Stuffed Pumpkins

A Very 'Pairings' Thanksgiving

Note from Chef Ed:

About a decade ago Jodie (Ed’s wife and Pairings Co-Creator) started listening to NPR religiously. She kept telling me how great it was. with shows. I scoffed at her.  I mean, Marketplace? Really? How boring does that sound? Oh, how wrong I was.

After driving Jodie’s car one day and forgetting to change the station away from KPCC, our local NPR station, I was hooked. I am now a happy convert and Kai Ryssdal groupie.

This is a recipe inspired by Dorie Greenspan as described to me through the airwaves by Lynne Rossetto Kasper from her show on NPR, The Splendid Table

Basically,a whole pumpkin, scooped out and then stuffed with bacon, cheese, bread, cream and other goodness. It’s perfect for a Thanksgiving dish, or any other fall indulgence when pumpkins become available. Throw in whatever you lying around my kitchen.

Inspired by Dorie Greenspan’s original recipe. Feeds one person per pie pumpkin. Pair with an Napa Chardonnay with a lot of flavor.

You can also make this as a side in a larger pumpkin to serve up to 6. Great for Thanksgiving.

1 “pie” or small pumpkin per person

Salt and pepper

2 or 3 slices of stale bread per pumpkin, cut into 1/2-inch chunks (alternatively you can use rice for a risotto-like interior)

1/8 pound cheese per pumpkin, cut into 1/2-inch chunks (Gruyere, Emmentaler, cheddar, or a combination of all three are all good choices. Buy what’s cheap)

1-2 garlic cloves per pumpkin, coarsely chopped

1 strip of bacon per pumpkin or ½ package of Bacon Ends & Pieces from Trader Joe’s or Fresh & Easy (or perhaps from your local butcher. Sausage meat, removed from its casing, also works well.)

½ pear per pumpkin (or apple)

1 Tablespoon walnut pieces per pumpkin

About 1/4 cup snipped fresh chives or sliced scallions

1 teaspoon dried thyme (use what herbs you have on hand, no need to buy anything you don’t normally have in your spice rack)

About ¼ cup heavy cream per pumpkin

Pinch of freshly grated nutmeg for every pumpkin

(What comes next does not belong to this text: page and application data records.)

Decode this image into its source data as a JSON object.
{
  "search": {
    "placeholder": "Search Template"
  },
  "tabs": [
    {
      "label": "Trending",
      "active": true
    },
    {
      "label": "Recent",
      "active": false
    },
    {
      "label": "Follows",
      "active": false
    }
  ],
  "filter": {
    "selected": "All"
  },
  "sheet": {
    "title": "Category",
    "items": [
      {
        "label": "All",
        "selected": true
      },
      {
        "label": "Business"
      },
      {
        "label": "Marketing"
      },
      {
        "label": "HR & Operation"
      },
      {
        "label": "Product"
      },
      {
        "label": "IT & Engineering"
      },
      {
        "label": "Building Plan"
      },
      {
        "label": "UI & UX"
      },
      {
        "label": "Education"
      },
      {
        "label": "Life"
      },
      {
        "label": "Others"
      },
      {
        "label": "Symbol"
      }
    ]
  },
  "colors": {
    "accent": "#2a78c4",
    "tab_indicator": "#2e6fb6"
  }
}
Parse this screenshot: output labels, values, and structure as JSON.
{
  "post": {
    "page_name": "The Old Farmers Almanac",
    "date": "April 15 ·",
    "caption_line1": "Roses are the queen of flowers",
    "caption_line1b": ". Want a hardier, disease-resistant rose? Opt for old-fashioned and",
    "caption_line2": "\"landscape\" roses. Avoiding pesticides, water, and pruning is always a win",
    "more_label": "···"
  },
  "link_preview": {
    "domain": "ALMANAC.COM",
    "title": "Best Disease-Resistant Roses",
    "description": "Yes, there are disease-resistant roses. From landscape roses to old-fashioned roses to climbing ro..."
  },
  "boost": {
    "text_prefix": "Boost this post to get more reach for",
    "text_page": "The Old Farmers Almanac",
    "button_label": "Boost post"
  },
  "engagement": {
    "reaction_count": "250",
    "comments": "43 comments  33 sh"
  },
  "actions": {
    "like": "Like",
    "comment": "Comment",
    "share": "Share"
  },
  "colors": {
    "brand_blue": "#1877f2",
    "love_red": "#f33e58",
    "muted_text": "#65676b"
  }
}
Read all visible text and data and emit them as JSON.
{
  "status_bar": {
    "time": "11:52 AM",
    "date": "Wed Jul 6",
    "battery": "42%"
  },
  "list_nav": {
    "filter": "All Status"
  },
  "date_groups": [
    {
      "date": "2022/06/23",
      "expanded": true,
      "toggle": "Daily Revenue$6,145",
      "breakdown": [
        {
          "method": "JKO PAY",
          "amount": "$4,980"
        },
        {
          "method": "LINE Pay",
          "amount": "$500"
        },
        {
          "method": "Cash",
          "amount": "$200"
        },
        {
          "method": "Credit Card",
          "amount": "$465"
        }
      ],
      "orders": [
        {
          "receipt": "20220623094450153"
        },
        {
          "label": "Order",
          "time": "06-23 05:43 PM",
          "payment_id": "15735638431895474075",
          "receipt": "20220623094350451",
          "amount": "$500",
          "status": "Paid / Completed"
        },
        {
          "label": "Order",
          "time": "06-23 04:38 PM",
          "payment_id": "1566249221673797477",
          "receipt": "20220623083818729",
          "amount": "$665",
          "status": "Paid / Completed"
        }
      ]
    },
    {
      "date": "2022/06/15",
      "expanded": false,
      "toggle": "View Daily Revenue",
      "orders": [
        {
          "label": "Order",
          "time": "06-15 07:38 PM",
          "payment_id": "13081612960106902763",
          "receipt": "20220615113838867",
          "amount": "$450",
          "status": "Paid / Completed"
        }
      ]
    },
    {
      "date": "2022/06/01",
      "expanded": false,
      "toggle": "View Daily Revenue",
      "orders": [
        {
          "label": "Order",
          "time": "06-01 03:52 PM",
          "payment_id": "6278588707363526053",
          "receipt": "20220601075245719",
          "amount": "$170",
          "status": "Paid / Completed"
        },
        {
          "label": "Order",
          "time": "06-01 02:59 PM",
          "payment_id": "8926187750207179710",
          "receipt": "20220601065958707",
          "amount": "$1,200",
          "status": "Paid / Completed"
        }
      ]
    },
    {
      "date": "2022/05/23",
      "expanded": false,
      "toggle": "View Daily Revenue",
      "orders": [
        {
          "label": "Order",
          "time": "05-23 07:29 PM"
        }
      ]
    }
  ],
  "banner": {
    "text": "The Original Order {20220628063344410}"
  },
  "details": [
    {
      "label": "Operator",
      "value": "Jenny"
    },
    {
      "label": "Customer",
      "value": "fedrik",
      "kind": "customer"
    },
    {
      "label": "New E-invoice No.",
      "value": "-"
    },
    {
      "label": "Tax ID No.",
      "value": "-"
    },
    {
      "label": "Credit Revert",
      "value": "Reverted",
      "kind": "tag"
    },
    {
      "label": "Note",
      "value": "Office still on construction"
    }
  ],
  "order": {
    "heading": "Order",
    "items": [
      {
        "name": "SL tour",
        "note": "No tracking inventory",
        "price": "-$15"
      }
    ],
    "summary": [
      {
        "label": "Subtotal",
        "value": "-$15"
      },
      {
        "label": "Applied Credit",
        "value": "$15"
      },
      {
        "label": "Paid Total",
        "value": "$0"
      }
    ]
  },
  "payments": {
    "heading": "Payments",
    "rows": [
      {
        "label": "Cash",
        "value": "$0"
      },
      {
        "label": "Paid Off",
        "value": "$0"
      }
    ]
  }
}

  1. Center a rack in the oven and preheat the oven to 350 degrees. Line a baking sheet with a silicone baking mat, wax or parchment paper.
  2. Just like making a Jack-O-Lantern, cut a cap out of the top of the pumpkin. Cut off enough of the top to make it easy for you to stuff it. Scoop out the seeds and pulp, then season the inside of the pumpkin generously with salt and pepper.
  3. Make the stuffing by tossing the bread, cheese, garlic, bacon, pears, walnuts herbs, and other dry ingredients together.
  4. Fill the pumpkins with this stuffing and pack the mix into the pumpkin. The pumpkin should be well filled.
  5. Stir the cream with the nutmeg together and pour it over the stuffing in each pumpkin. Adjust the level of cream to taste. Should get all the stuffing wet, but not make it swimming in cream either. (As Dorie states, it’s hard to go wrong here.)
  6. Put the cap in place, place the filled pumpkins on the baking sheet and bake the pumpkin for 70 minutes. Then remove the cap and continue roasting for 20 more minutes (90 minutes total) or until everything inside the pumpkin is bubbling and the flesh of the pumpkin is tender enough to be pierced easily with the tip of a knife.
  7. When the pumpkins are ready, carefully transfer them to each plate. Guests may choose to eat from the center of the pumpkin or take large slices out of the roasted pumpkin. It is all edible.